▶ DIRECTIONS FOR THIS TASK: Copy every record exactly, and keep the pictures out.

▶ TASK INPUTS:

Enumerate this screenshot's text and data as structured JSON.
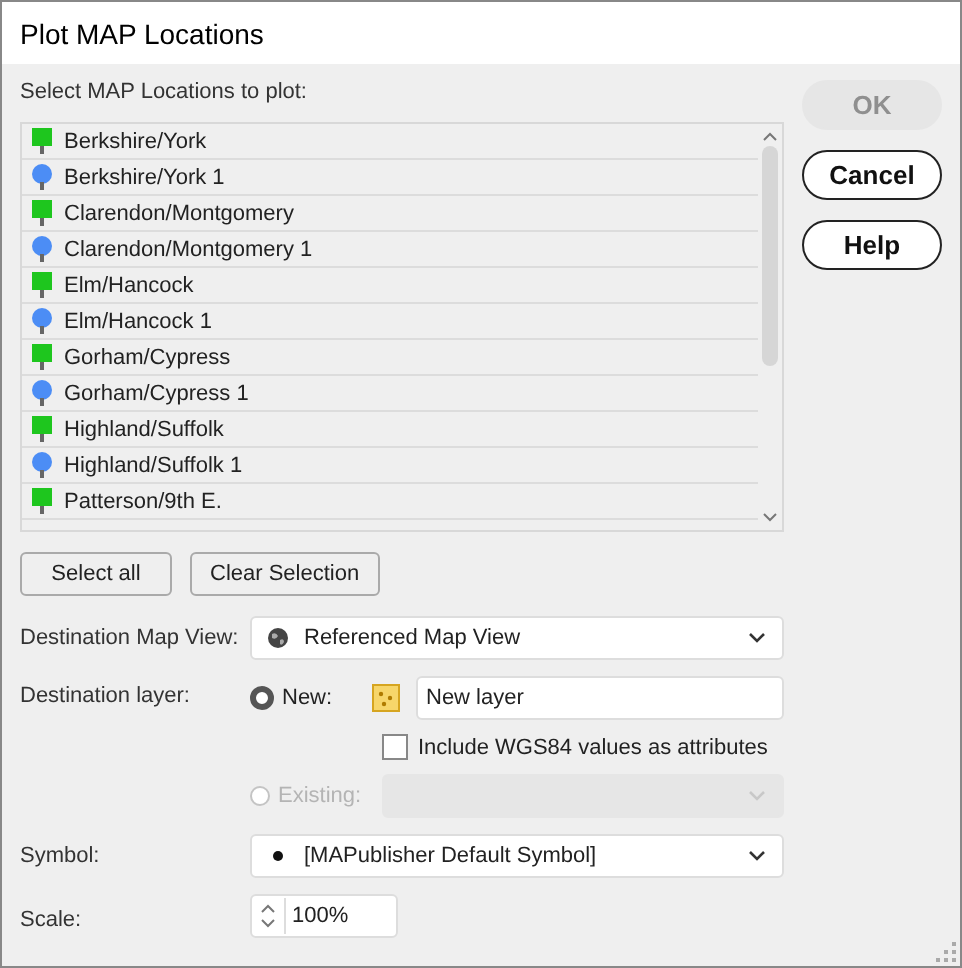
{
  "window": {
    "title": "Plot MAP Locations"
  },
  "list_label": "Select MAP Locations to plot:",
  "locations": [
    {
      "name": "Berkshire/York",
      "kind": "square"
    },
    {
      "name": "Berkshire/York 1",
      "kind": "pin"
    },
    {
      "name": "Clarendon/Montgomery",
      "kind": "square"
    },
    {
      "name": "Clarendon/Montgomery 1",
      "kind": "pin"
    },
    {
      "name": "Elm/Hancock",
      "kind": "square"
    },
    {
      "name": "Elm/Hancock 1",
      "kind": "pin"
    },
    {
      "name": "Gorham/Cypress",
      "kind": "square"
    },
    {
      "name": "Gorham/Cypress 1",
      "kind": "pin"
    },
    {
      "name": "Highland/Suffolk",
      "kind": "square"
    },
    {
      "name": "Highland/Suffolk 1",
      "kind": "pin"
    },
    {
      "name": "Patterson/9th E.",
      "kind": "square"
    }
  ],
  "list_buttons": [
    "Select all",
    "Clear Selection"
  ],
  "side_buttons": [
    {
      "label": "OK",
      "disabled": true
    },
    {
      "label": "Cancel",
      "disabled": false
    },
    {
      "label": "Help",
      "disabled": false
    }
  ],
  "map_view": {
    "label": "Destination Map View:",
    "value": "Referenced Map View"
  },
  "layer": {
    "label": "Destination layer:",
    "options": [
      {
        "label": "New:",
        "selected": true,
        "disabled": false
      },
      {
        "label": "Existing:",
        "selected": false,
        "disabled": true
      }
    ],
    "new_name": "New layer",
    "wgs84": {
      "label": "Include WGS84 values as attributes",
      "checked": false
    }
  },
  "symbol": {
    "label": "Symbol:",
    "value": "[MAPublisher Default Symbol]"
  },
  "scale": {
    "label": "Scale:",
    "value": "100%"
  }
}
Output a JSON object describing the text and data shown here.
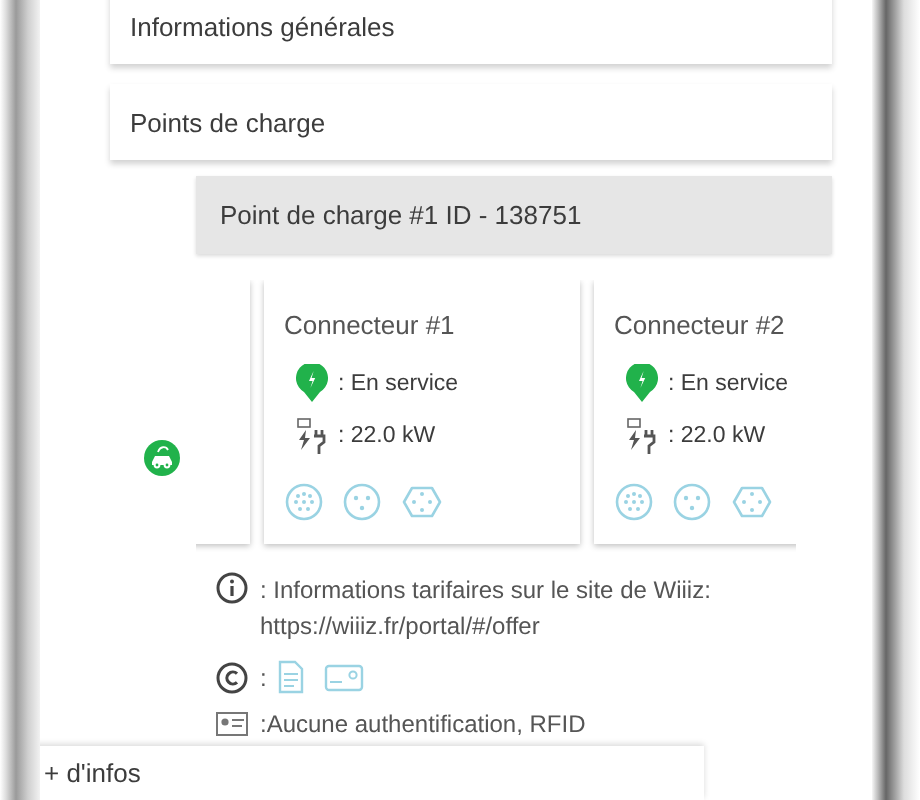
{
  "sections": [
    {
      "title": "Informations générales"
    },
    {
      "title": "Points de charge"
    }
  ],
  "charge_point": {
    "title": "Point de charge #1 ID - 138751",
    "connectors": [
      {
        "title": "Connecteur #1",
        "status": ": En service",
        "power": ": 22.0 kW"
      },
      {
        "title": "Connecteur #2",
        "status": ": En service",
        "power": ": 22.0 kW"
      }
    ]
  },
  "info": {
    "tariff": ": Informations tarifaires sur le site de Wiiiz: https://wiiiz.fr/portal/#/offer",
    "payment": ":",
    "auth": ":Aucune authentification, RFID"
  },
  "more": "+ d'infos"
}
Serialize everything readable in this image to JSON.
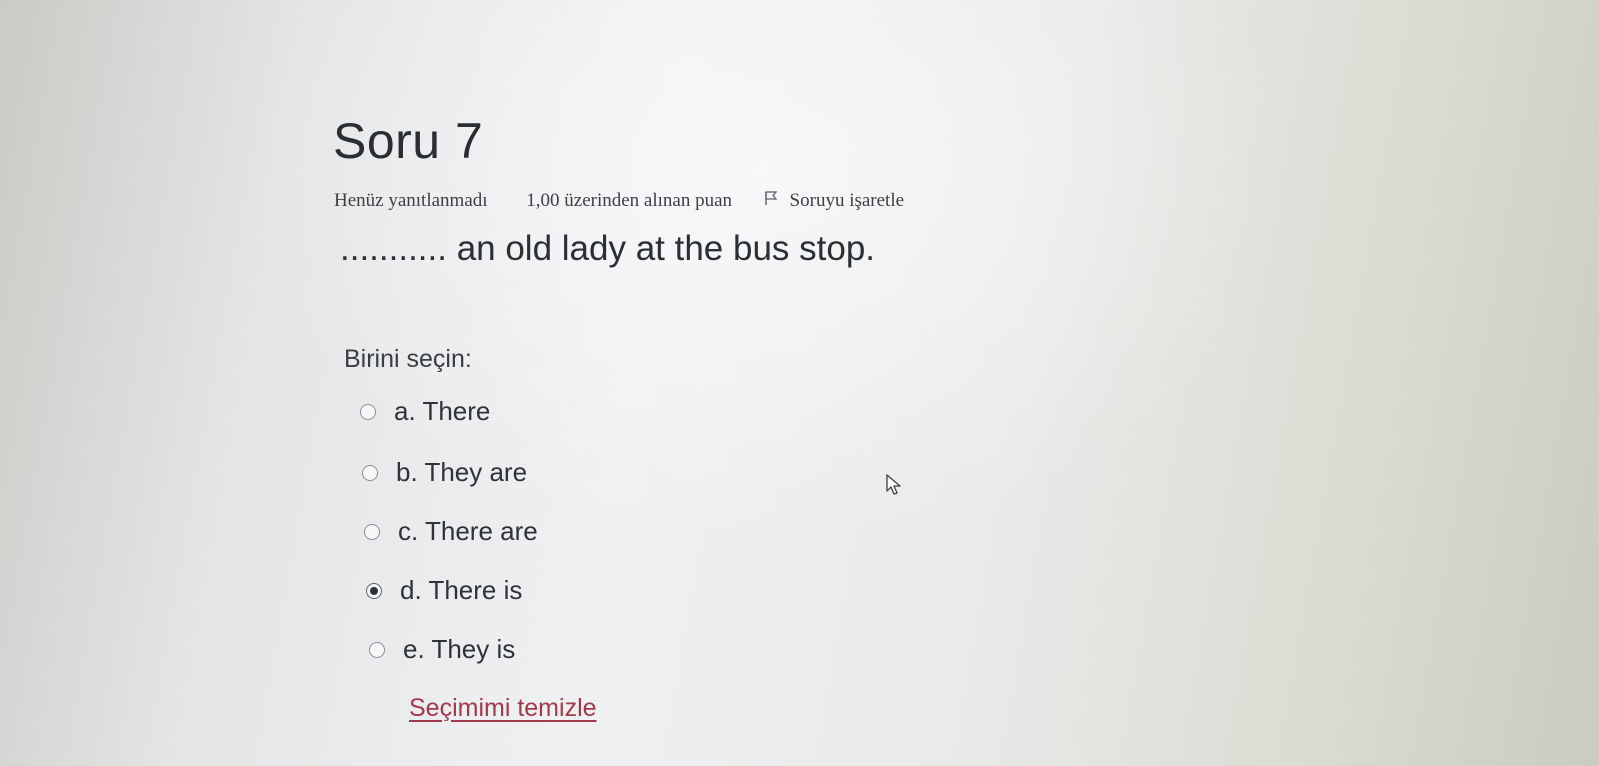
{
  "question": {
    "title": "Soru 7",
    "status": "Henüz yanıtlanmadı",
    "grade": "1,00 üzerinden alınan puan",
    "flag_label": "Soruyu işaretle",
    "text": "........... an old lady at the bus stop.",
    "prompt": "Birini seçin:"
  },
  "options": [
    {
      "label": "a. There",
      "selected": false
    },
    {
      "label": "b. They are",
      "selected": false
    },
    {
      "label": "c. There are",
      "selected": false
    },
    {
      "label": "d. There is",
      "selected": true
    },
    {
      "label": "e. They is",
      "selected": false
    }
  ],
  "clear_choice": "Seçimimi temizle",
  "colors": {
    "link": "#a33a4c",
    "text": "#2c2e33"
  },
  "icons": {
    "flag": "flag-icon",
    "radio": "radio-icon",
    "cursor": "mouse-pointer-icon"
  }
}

▶ RESPONSE:
Enumerate this screenshot's text and data as structured JSON.
{
  "window": {
    "title": "Plot MAP Locations"
  },
  "list_label": "Select MAP Locations to plot:",
  "locations": [
    {
      "name": "Berkshire/York",
      "kind": "square"
    },
    {
      "name": "Berkshire/York 1",
      "kind": "pin"
    },
    {
      "name": "Clarendon/Montgomery",
      "kind": "square"
    },
    {
      "name": "Clarendon/Montgomery 1",
      "kind": "pin"
    },
    {
      "name": "Elm/Hancock",
      "kind": "square"
    },
    {
      "name": "Elm/Hancock 1",
      "kind": "pin"
    },
    {
      "name": "Gorham/Cypress",
      "kind": "square"
    },
    {
      "name": "Gorham/Cypress 1",
      "kind": "pin"
    },
    {
      "name": "Highland/Suffolk",
      "kind": "square"
    },
    {
      "name": "Highland/Suffolk 1",
      "kind": "pin"
    },
    {
      "name": "Patterson/9th E.",
      "kind": "square"
    }
  ],
  "list_buttons": [
    "Select all",
    "Clear Selection"
  ],
  "side_buttons": [
    {
      "label": "OK",
      "disabled": true
    },
    {
      "label": "Cancel",
      "disabled": false
    },
    {
      "label": "Help",
      "disabled": false
    }
  ],
  "map_view": {
    "label": "Destination Map View:",
    "value": "Referenced Map View"
  },
  "layer": {
    "label": "Destination layer:",
    "options": [
      {
        "label": "New:",
        "selected": true,
        "disabled": false
      },
      {
        "label": "Existing:",
        "selected": false,
        "disabled": true
      }
    ],
    "new_name": "New layer",
    "wgs84": {
      "label": "Include WGS84 values as attributes",
      "checked": false
    }
  },
  "symbol": {
    "label": "Symbol:",
    "value": "[MAPublisher Default Symbol]"
  },
  "scale": {
    "label": "Scale:",
    "value": "100%"
  }
}
Output a JSON object describing the text and data shown here.
{
  "sections": [
    {
      "title": "Informations générales"
    },
    {
      "title": "Points de charge"
    }
  ],
  "charge_point": {
    "title": "Point de charge #1 ID - 138751",
    "connectors": [
      {
        "title": "Connecteur #1",
        "status": ": En service",
        "power": ": 22.0 kW"
      },
      {
        "title": "Connecteur #2",
        "status": ": En service",
        "power": ": 22.0 kW"
      }
    ]
  },
  "info": {
    "tariff": ": Informations tarifaires sur le site de Wiiiz: https://wiiiz.fr/portal/#/offer",
    "payment": ":",
    "auth": ":Aucune authentification, RFID"
  },
  "more": "+ d'infos"
}
Serialize everything readable in this image to JSON.
{
  "question": {
    "title": "Soru 7",
    "status": "Henüz yanıtlanmadı",
    "grade": "1,00 üzerinden alınan puan",
    "flag_label": "Soruyu işaretle",
    "text": "........... an old lady at the bus stop.",
    "prompt": "Birini seçin:"
  },
  "options": [
    {
      "label": "a. There",
      "selected": false
    },
    {
      "label": "b. They are",
      "selected": false
    },
    {
      "label": "c. There are",
      "selected": false
    },
    {
      "label": "d. There is",
      "selected": true
    },
    {
      "label": "e. They is",
      "selected": false
    }
  ],
  "clear_choice": "Seçimimi temizle",
  "colors": {
    "link": "#a33a4c",
    "text": "#2c2e33"
  },
  "icons": {
    "flag": "flag-icon",
    "radio": "radio-icon",
    "cursor": "mouse-pointer-icon"
  }
}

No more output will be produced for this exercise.